By Kayla Johnson
Students at 34 Washoe County elementary schools began receiving fresh produce and nutrition education this month as part of a Washoe County School District program that partners with University of Nevada Cooperative Extension.
The Fresh Fruit and Vegetable Program, funded by the U.S. Department of Agriculture, provide thousands of students with fresh fruits and vegetables while teaching them the importance of good nutrition. The nutrition education component is provided jointly by Cooperative Extension and ARAMARK Education.
The program encourages students to adopt healthier eating habits by providing federally funded fresh produce and nutrition education fact sheets.
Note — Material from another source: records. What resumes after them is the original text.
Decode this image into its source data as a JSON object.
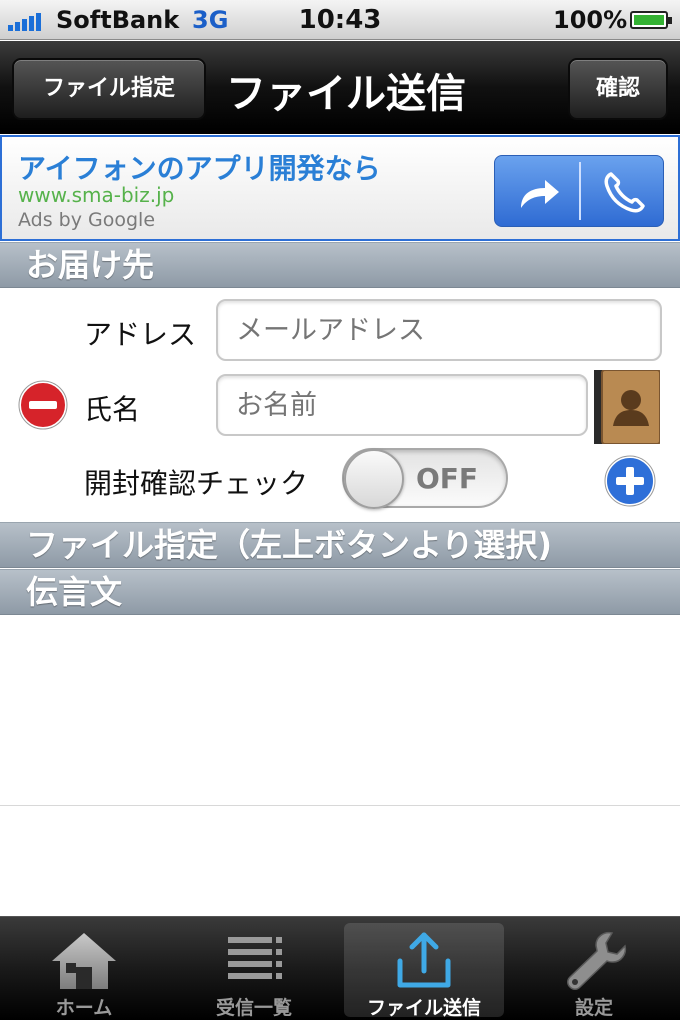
{
  "status_bar": {
    "carrier": "SoftBank",
    "network": "3G",
    "time": "10:43",
    "battery": "100%"
  },
  "nav": {
    "left_button": "ファイル指定",
    "title": "ファイル送信",
    "right_button": "確認"
  },
  "ad": {
    "title": "アイフォンのアプリ開発なら",
    "url": "www.sma-biz.jp",
    "by": "Ads by Google"
  },
  "sections": {
    "recipient": "お届け先",
    "file": "ファイル指定（左上ボタンより選択)",
    "message": "伝言文"
  },
  "form": {
    "address_label": "アドレス",
    "address_placeholder": "メールアドレス",
    "name_label": "氏名",
    "name_placeholder": "お名前",
    "read_check_label": "開封確認チェック",
    "read_check_state": "OFF"
  },
  "tabs": [
    {
      "label": "ホーム",
      "icon": "home-icon"
    },
    {
      "label": "受信一覧",
      "icon": "list-icon"
    },
    {
      "label": "ファイル送信",
      "icon": "upload-icon"
    },
    {
      "label": "設定",
      "icon": "wrench-icon"
    }
  ],
  "colors": {
    "accent": "#2a7fd6",
    "section": "#9ba6b1",
    "tab_active": "#3fa9e6"
  }
}
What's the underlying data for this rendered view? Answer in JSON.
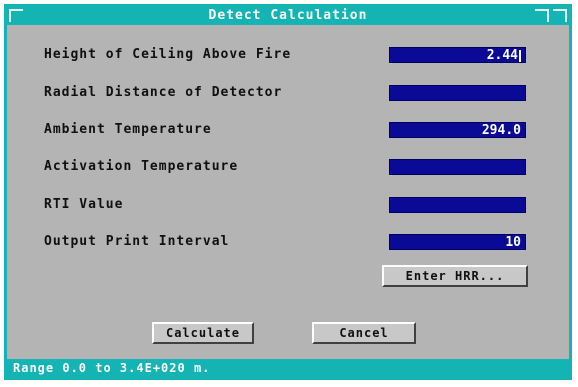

Schools are eligible for the program if over half of student enrollment received free or reduced-price meals, an indicator of low-income status. The education piece provided by Cooperative Extension is funded by SNAP-Ed, the education component of USDA's Supplemental Nutrition Assistance Program.
UNCE Nutrition Specialist Kerry Seymour said the program also takes aim at childhood obesity. According to Seymour, approximately 34 percent of youth in Washoe County are overweight or obese.
ARAMARK Education, which provides food services for the district, provides the fresh produce to encourage students to explore healthy eating habits. The food is served outside of school meals and teaches that it is OK for kids to enjoy fruits and vegetables as snacks, Seymour said.
"The beauty of the program is the weekly exposure to fresh fruits and vegetables," Seymour said. "It promotes willingness to try different foods and shapes food preferences. The younger you can introduce fresh fruits and vegetables to a child, the better."
Students not only eat the foods but are also taught about the foods they eat. UNCE provides weekly emailed flyers about the specific produce being served which teachers can use as take-home handouts for the students' parents. Nutrient composition of the produce is also provided along with educational resource links for teachers interested in building on the information.
"The fruits and vegetables are great ways to tie in other subjects - such as geography and science - that help meet the educational standards," said Joe Dibble, UNCE project dietitian. "When kids know what they are eating, where it comes from and how it grows, they are more likely to accept it and enjoy it."
Teachers and staff are also encouraged to participate in the program with students by sharing the nutrition information and sampling the produce offered.
"It is a school-wide experience, for all students and teachers. Seeing their teacher eating and enjoying fresh food sends a powerful message to the kids," Seymour said.
The partnership has enabled the 4-year-old, $2 million program to provide fresh fruits and vegetables to more than 20,000 students.